**WORKING DATA**
● ● ● ●

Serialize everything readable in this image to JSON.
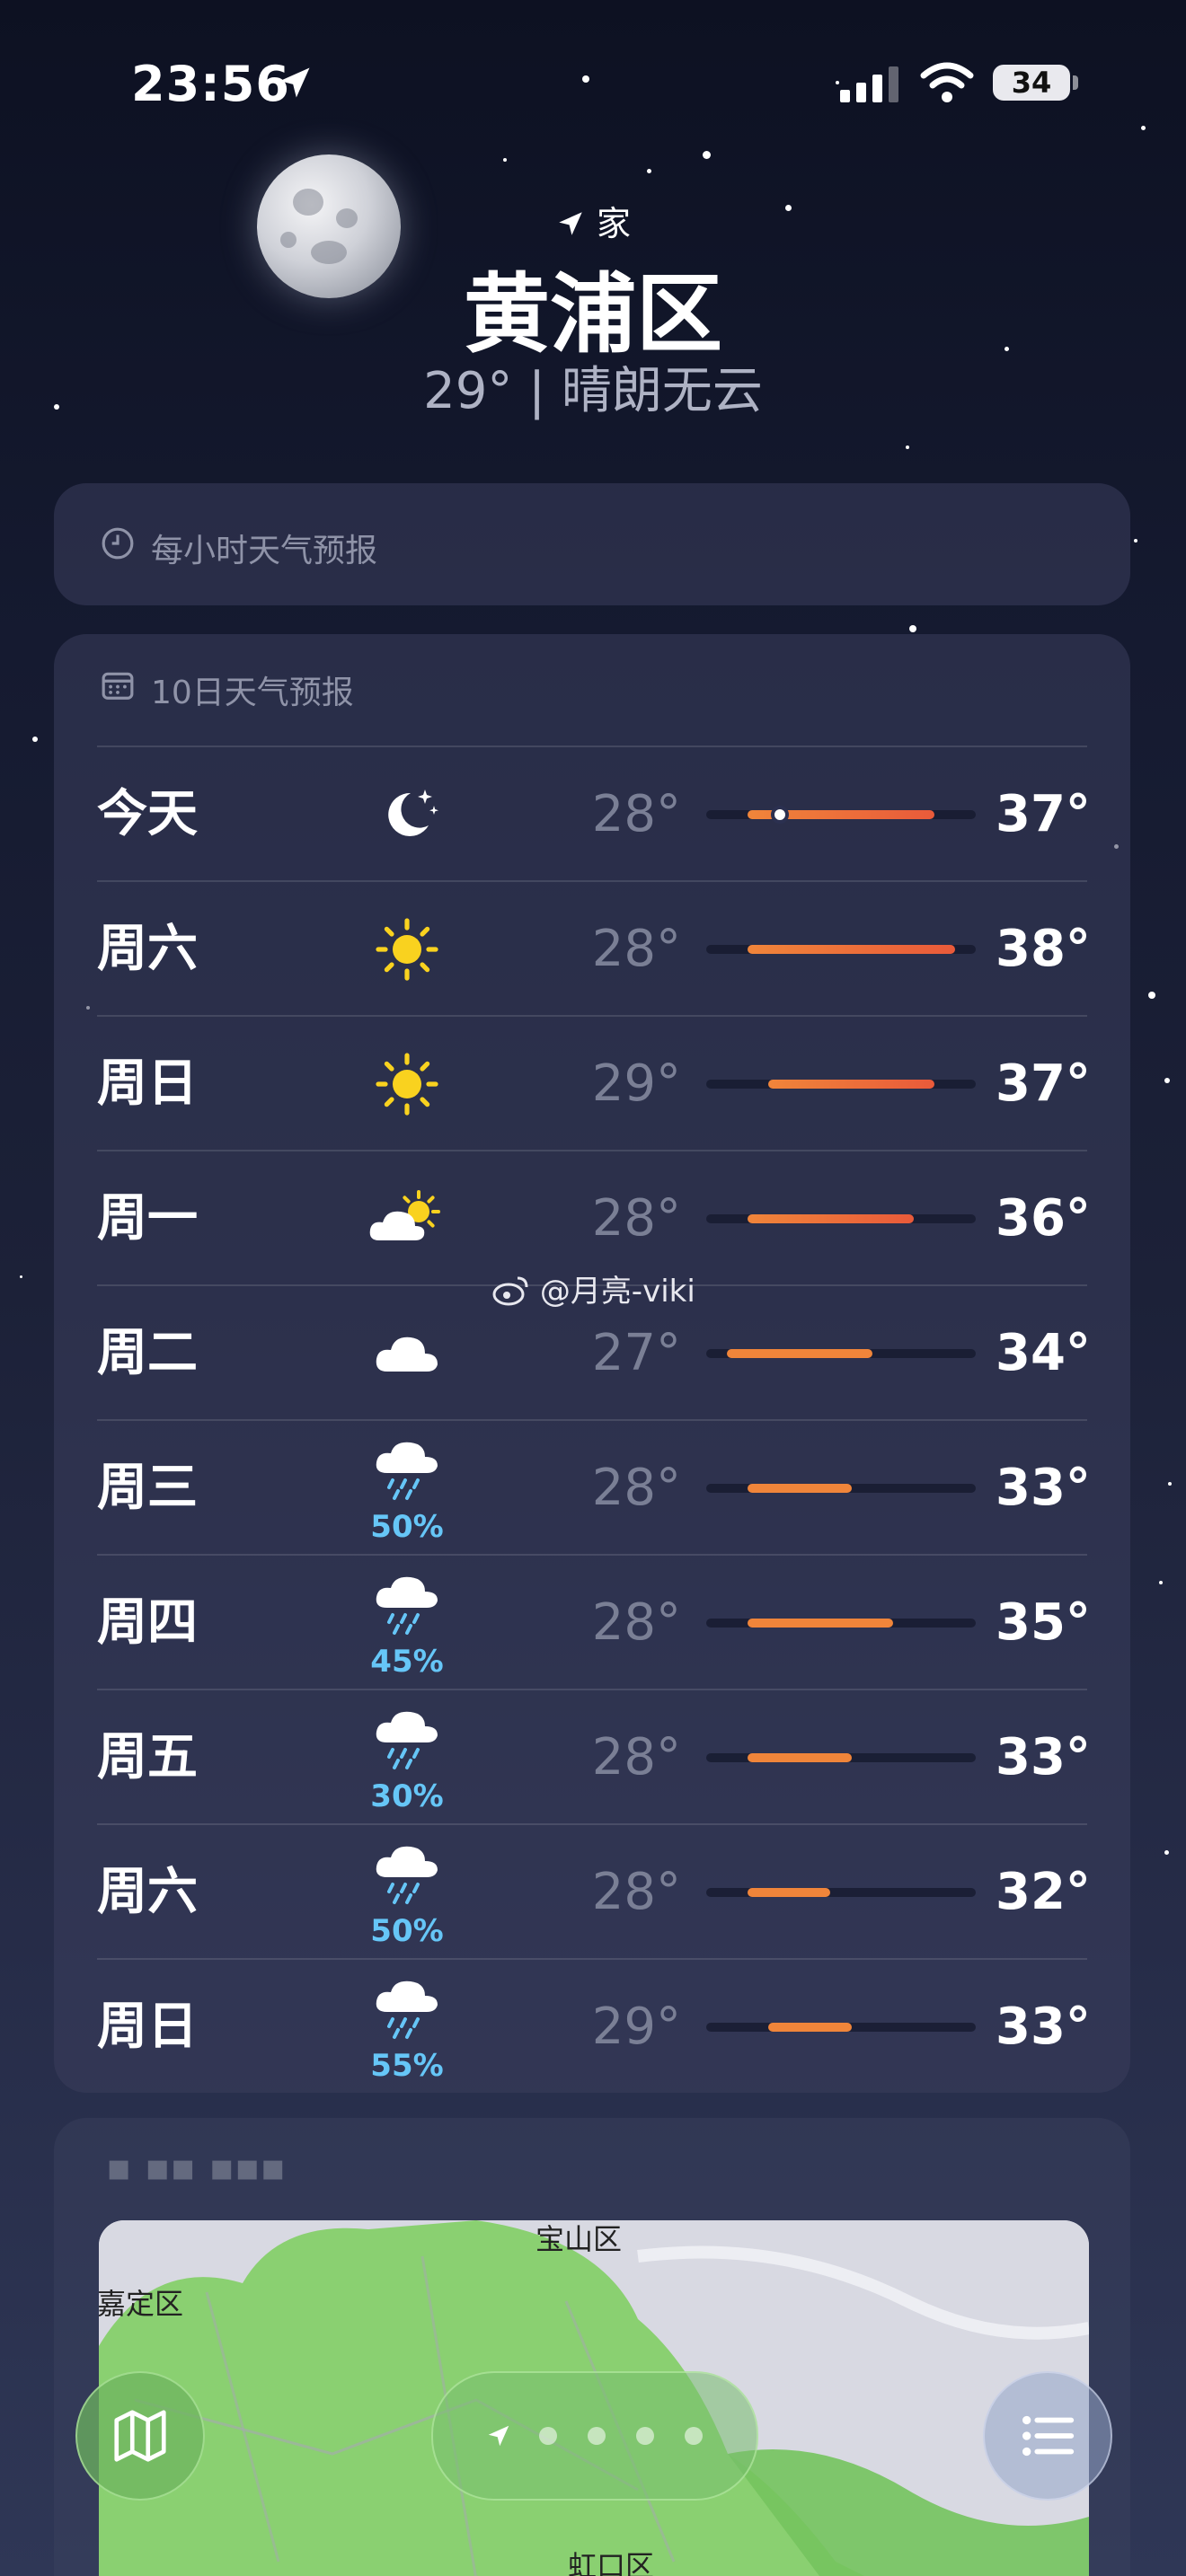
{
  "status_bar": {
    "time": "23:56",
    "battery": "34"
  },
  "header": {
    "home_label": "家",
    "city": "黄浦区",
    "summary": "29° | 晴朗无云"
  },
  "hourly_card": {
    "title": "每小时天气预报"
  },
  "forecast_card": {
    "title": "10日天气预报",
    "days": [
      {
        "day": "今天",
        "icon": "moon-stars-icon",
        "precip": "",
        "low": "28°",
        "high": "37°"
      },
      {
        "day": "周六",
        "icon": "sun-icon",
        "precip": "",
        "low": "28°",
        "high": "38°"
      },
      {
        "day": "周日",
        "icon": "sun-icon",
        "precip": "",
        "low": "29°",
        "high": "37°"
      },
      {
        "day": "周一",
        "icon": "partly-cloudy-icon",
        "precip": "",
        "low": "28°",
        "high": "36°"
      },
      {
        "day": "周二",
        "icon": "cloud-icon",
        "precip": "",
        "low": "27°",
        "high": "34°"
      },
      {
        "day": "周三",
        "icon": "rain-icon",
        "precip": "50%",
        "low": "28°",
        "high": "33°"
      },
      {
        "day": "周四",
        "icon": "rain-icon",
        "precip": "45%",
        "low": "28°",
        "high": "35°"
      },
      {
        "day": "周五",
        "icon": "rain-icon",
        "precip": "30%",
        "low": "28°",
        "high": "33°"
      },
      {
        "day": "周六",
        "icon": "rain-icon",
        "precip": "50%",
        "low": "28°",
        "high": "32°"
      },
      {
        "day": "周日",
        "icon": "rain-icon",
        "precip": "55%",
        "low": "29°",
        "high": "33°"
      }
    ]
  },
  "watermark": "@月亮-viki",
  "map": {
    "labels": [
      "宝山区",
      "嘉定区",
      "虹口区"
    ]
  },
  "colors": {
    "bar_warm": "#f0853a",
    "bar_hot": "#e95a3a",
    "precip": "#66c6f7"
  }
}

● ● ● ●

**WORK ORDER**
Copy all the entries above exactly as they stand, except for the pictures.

**SOLUTION BELOW**
Serialize everything readable in this image to JSON.
{
  "status_bar": {
    "time": "23:56",
    "battery": "34"
  },
  "header": {
    "home_label": "家",
    "city": "黄浦区",
    "summary": "29° | 晴朗无云"
  },
  "hourly_card": {
    "title": "每小时天气预报"
  },
  "forecast_card": {
    "title": "10日天气预报",
    "days": [
      {
        "day": "今天",
        "icon": "moon-stars-icon",
        "precip": "",
        "low": "28°",
        "high": "37°"
      },
      {
        "day": "周六",
        "icon": "sun-icon",
        "precip": "",
        "low": "28°",
        "high": "38°"
      },
      {
        "day": "周日",
        "icon": "sun-icon",
        "precip": "",
        "low": "29°",
        "high": "37°"
      },
      {
        "day": "周一",
        "icon": "partly-cloudy-icon",
        "precip": "",
        "low": "28°",
        "high": "36°"
      },
      {
        "day": "周二",
        "icon": "cloud-icon",
        "precip": "",
        "low": "27°",
        "high": "34°"
      },
      {
        "day": "周三",
        "icon": "rain-icon",
        "precip": "50%",
        "low": "28°",
        "high": "33°"
      },
      {
        "day": "周四",
        "icon": "rain-icon",
        "precip": "45%",
        "low": "28°",
        "high": "35°"
      },
      {
        "day": "周五",
        "icon": "rain-icon",
        "precip": "30%",
        "low": "28°",
        "high": "33°"
      },
      {
        "day": "周六",
        "icon": "rain-icon",
        "precip": "50%",
        "low": "28°",
        "high": "32°"
      },
      {
        "day": "周日",
        "icon": "rain-icon",
        "precip": "55%",
        "low": "29°",
        "high": "33°"
      }
    ]
  },
  "watermark": "@月亮-viki",
  "map": {
    "labels": [
      "宝山区",
      "嘉定区",
      "虹口区"
    ]
  },
  "colors": {
    "bar_warm": "#f0853a",
    "bar_hot": "#e95a3a",
    "precip": "#66c6f7"
  }
}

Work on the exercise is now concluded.